__Task brief__
Among the records that follow, how many lines contain the word "sequence"? Give the number and no other words.

○ ○ ○ ○ ○

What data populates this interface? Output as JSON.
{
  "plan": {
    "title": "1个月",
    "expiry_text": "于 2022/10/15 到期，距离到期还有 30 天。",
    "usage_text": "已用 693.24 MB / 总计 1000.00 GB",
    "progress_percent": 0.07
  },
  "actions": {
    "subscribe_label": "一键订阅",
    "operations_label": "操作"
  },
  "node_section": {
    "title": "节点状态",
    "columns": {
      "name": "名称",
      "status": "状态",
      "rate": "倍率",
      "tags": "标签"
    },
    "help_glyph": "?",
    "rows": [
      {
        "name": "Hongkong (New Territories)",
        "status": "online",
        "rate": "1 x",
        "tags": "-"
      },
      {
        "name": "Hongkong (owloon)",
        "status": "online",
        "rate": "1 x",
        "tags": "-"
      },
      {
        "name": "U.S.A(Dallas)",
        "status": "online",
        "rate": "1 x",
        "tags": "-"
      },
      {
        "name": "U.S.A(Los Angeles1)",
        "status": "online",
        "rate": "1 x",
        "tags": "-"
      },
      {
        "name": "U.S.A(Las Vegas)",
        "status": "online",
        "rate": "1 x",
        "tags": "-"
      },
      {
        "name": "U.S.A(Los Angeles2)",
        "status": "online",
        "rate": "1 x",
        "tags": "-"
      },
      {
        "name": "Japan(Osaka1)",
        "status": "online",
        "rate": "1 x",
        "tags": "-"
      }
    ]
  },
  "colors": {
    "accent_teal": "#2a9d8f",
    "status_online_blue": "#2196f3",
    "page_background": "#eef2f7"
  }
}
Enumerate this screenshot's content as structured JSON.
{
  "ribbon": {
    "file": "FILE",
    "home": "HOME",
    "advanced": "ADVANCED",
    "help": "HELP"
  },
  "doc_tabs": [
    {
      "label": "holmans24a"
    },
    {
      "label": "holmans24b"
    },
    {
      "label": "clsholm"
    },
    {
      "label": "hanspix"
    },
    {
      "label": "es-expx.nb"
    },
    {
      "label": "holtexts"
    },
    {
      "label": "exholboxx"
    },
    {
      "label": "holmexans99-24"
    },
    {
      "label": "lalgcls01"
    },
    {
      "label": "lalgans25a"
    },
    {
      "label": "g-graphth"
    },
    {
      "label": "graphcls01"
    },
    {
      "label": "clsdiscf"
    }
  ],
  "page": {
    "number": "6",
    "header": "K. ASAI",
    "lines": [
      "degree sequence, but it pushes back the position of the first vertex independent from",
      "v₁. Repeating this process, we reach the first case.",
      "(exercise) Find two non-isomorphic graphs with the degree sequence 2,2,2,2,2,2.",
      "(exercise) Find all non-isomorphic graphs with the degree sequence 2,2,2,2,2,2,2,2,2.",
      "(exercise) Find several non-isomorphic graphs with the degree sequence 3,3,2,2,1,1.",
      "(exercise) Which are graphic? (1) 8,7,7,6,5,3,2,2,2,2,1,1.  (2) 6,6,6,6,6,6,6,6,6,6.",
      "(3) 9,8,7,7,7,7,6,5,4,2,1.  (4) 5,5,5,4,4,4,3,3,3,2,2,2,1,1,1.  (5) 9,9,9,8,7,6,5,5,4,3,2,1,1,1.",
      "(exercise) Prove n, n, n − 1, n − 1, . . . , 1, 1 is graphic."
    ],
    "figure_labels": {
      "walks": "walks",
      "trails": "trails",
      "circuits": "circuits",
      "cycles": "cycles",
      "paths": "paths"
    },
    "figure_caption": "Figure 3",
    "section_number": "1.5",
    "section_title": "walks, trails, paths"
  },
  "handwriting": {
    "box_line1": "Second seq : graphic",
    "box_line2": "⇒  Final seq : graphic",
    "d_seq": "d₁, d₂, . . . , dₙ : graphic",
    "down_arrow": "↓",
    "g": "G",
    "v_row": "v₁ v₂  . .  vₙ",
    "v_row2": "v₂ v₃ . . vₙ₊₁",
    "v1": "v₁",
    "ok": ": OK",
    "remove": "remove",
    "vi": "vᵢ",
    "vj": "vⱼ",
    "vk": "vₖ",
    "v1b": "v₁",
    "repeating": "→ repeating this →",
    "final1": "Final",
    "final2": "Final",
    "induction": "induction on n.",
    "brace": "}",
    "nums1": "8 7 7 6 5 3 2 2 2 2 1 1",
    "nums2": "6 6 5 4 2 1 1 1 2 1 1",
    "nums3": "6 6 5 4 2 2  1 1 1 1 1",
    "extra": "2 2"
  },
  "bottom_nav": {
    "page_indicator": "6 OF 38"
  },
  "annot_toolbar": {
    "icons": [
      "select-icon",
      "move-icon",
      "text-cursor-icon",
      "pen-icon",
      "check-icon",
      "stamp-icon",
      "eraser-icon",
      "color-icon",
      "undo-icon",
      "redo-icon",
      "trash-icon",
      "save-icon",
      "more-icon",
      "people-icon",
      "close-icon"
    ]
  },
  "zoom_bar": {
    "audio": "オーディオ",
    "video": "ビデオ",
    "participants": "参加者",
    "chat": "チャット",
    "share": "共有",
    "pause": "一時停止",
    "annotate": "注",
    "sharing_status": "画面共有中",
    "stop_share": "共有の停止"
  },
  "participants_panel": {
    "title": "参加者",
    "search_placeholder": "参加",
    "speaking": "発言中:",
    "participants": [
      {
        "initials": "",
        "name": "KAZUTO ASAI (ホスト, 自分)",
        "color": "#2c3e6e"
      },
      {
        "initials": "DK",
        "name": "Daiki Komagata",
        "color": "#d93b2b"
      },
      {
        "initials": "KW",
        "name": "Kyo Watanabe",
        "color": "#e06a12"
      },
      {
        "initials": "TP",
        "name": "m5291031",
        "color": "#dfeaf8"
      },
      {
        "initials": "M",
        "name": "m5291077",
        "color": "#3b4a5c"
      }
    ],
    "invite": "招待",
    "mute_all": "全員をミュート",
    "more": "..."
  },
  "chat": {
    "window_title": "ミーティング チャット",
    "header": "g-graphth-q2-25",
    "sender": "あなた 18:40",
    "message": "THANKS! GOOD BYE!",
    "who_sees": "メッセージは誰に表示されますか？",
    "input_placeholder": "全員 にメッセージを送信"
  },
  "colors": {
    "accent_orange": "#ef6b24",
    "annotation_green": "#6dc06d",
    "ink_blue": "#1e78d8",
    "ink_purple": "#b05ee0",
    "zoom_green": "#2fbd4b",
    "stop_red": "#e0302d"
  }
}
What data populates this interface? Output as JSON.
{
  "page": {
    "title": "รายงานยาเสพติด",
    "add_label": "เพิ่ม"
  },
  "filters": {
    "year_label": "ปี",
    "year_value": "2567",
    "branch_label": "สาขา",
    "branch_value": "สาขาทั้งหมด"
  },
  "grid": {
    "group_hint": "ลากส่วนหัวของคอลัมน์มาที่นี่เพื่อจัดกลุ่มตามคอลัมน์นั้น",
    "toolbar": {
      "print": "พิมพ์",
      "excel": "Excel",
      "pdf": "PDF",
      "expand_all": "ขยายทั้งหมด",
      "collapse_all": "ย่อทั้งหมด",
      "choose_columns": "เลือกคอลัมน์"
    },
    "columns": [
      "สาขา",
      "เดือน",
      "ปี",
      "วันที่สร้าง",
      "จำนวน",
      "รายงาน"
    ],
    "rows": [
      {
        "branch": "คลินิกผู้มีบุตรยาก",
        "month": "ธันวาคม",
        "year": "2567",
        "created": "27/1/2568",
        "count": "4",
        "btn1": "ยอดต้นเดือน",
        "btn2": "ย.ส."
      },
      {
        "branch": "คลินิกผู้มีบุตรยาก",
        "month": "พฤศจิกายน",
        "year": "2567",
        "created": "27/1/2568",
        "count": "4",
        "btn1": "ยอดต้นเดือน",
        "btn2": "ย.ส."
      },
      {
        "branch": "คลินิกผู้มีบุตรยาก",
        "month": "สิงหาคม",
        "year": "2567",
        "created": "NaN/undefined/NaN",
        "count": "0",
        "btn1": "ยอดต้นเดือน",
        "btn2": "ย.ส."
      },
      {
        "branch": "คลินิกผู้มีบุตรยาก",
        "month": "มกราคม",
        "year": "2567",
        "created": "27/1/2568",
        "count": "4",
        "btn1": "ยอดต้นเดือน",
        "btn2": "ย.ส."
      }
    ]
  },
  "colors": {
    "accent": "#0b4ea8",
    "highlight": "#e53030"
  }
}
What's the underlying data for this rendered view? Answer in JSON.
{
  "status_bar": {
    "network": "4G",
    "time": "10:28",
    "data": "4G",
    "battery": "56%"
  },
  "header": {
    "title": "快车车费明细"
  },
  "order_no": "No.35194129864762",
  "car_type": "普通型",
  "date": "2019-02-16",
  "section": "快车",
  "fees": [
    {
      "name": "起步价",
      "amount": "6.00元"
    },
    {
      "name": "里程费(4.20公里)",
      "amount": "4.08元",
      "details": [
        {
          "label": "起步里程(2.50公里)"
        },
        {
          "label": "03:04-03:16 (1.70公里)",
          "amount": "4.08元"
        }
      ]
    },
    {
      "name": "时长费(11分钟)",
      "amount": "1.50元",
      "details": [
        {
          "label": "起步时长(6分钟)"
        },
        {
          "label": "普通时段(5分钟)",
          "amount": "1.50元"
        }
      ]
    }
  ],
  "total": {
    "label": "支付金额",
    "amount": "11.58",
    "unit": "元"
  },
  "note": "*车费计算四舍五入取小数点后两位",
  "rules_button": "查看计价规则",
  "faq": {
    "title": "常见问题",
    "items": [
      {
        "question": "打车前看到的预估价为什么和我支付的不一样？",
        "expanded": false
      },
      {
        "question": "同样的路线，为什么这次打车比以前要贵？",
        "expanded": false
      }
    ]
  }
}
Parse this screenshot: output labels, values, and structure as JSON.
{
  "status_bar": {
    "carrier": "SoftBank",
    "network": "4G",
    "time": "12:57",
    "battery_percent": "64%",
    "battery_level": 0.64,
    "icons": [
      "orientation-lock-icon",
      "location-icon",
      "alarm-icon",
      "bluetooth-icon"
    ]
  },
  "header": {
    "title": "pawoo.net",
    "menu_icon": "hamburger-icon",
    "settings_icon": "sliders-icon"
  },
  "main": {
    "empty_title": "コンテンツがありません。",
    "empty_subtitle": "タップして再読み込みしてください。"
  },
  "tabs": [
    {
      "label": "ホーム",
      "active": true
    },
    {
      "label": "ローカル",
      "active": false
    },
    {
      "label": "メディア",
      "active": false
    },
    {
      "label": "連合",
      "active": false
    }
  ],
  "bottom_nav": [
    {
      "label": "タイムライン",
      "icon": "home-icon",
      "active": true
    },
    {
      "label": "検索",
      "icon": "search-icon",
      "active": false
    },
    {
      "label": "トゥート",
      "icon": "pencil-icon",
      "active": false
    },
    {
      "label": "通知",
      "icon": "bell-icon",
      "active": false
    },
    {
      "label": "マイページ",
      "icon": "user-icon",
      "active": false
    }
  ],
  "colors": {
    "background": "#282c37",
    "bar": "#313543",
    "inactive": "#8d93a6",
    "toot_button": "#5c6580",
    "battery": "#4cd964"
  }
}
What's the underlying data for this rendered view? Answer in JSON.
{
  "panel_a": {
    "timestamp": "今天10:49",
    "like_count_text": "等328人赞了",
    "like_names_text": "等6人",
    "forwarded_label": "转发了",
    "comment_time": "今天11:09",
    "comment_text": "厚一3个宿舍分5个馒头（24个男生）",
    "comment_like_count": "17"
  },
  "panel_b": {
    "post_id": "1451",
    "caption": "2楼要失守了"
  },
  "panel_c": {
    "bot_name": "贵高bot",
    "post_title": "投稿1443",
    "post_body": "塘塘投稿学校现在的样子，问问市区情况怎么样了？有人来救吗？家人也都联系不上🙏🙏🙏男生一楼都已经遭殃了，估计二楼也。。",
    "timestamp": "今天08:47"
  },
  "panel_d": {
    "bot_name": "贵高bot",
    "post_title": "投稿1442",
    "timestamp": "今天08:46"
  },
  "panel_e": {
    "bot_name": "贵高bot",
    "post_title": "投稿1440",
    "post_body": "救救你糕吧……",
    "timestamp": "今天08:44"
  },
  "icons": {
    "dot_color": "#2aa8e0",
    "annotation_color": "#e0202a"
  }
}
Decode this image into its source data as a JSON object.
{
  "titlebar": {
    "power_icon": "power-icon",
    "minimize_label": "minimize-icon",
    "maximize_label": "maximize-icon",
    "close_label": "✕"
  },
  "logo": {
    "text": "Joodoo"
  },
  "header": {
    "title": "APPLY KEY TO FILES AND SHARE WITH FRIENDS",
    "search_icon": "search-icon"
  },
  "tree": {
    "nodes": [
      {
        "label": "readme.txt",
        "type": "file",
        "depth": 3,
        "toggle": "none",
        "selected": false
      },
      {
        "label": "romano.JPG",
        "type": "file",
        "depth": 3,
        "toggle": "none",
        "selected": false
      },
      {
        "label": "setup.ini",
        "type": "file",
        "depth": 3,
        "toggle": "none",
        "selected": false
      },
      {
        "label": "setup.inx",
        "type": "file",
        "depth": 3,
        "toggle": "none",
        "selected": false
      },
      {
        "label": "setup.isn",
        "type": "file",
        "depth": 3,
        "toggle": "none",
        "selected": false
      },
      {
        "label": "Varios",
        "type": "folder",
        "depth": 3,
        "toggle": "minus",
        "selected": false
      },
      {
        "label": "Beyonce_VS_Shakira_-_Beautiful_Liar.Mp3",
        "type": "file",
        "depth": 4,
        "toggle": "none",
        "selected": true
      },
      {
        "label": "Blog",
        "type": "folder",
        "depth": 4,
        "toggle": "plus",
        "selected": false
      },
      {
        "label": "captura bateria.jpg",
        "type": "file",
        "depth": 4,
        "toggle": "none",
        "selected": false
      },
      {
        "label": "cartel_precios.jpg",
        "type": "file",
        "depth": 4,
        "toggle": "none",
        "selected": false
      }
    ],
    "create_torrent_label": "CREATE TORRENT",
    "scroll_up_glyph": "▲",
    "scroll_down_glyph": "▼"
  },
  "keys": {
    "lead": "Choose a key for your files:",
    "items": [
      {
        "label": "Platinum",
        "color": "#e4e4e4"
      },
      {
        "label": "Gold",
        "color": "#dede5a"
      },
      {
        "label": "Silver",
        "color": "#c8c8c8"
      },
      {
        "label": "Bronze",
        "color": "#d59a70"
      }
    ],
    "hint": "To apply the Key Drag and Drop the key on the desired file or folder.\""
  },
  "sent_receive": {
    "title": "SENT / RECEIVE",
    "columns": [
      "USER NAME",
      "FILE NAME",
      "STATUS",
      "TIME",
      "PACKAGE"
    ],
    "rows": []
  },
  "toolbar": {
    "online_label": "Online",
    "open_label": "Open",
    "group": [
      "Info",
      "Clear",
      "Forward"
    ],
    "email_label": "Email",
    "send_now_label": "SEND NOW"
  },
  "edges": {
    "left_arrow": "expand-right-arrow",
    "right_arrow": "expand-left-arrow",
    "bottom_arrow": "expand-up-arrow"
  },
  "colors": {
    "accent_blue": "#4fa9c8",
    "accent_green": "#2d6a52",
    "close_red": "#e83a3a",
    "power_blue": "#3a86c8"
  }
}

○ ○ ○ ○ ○

__Answer for the task__
4